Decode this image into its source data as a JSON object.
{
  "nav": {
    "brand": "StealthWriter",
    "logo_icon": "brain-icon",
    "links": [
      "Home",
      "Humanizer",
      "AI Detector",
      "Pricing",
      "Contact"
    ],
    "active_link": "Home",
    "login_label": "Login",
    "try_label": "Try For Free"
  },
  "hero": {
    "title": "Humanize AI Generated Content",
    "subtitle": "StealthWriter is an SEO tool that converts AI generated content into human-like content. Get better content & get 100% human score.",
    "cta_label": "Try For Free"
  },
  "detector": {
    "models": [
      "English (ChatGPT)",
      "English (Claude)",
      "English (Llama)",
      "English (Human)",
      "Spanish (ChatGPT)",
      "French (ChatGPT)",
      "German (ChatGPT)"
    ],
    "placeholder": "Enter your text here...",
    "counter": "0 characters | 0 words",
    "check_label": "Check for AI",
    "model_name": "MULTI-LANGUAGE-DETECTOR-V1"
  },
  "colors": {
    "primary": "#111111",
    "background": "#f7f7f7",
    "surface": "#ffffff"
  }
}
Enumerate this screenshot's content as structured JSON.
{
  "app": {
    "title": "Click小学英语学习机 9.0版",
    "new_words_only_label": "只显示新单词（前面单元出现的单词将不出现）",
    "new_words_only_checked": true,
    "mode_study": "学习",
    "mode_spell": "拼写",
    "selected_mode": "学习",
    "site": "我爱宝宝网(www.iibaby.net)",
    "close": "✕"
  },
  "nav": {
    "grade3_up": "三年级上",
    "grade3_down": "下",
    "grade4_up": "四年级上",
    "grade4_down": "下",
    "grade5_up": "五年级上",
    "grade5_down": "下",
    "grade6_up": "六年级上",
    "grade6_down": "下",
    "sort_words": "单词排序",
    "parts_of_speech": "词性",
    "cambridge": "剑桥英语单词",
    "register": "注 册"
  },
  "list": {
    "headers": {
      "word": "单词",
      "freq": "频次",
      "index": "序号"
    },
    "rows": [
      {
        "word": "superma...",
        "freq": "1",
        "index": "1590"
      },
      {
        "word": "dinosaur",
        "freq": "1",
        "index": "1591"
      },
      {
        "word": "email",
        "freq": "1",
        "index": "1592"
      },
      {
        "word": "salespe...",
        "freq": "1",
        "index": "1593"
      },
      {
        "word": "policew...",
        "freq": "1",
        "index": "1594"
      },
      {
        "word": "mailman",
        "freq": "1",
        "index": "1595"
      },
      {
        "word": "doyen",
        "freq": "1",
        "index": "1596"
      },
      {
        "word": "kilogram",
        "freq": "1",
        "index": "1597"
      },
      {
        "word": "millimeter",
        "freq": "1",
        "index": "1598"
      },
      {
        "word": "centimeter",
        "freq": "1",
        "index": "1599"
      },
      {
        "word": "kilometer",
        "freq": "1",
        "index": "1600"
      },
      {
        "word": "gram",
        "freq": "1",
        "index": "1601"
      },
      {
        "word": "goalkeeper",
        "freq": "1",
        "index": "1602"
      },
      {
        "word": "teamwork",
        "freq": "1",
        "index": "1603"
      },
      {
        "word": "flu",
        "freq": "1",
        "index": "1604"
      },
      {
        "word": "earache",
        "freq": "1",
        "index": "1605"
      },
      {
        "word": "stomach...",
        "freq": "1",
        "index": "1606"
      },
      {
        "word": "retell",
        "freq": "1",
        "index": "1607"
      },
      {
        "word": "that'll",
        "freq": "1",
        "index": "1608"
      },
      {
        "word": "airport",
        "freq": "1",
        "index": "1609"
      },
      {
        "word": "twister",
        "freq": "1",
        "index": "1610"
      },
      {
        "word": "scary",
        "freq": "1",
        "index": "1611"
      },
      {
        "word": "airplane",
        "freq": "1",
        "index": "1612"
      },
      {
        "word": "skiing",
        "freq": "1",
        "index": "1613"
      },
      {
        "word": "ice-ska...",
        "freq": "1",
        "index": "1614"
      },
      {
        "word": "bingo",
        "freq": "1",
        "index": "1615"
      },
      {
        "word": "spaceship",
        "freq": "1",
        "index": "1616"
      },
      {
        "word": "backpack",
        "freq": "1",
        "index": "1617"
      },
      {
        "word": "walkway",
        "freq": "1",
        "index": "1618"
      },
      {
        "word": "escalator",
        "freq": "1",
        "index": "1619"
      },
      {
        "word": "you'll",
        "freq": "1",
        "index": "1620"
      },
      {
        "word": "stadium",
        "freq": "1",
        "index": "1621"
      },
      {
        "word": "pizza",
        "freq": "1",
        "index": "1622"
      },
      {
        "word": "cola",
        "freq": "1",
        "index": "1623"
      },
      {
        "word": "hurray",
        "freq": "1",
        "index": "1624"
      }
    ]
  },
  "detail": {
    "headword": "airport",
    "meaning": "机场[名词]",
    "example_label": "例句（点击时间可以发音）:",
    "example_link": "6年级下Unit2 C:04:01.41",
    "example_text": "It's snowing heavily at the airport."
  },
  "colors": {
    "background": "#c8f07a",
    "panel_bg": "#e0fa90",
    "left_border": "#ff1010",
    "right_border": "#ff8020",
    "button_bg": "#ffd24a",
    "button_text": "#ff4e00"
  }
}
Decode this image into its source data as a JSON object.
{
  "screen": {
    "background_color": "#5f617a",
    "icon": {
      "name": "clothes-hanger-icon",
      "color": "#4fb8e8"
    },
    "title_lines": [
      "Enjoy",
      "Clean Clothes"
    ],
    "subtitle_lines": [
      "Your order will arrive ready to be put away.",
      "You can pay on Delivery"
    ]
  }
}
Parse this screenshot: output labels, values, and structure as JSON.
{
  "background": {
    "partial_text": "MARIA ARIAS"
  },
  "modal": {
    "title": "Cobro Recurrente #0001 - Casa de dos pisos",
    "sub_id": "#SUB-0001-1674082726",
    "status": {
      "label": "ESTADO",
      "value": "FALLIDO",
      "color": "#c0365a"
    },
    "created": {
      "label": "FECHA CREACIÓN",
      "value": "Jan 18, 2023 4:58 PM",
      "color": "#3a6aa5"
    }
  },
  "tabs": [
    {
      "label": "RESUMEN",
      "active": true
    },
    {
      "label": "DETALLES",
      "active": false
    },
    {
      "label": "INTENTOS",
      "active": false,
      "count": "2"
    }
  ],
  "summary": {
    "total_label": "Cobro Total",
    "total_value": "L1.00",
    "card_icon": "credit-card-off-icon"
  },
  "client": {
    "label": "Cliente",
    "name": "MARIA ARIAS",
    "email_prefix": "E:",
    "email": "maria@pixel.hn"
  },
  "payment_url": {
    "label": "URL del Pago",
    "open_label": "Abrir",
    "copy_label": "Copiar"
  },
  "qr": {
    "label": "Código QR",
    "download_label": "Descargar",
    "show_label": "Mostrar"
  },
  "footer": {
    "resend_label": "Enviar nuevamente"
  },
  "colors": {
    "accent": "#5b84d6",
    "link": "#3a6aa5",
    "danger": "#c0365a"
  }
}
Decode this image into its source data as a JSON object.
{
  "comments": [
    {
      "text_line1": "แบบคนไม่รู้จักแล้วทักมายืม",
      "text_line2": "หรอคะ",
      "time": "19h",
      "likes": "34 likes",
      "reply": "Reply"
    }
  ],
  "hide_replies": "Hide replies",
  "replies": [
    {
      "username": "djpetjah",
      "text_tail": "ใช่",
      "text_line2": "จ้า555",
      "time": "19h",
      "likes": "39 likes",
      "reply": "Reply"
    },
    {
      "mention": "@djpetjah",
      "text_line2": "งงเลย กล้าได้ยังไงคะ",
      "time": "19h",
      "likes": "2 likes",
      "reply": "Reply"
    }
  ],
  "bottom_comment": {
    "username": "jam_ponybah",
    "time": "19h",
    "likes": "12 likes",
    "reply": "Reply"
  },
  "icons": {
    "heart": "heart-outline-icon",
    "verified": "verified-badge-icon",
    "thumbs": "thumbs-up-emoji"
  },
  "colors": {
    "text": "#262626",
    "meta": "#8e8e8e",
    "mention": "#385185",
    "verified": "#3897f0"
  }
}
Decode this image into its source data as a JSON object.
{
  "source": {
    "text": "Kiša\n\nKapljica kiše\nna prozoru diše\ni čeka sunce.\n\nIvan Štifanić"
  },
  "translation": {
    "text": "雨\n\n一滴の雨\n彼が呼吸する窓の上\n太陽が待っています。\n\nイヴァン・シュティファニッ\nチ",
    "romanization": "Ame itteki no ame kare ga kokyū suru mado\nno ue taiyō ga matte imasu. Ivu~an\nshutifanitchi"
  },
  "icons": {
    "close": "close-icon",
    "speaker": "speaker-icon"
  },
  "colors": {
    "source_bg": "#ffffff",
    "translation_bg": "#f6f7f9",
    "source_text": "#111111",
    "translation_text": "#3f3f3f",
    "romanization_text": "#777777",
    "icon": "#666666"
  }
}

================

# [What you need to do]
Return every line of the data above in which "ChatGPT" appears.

# [Task result]
      "English (ChatGPT)",
      "Spanish (ChatGPT)",
      "French (ChatGPT)",
      "German (ChatGPT)"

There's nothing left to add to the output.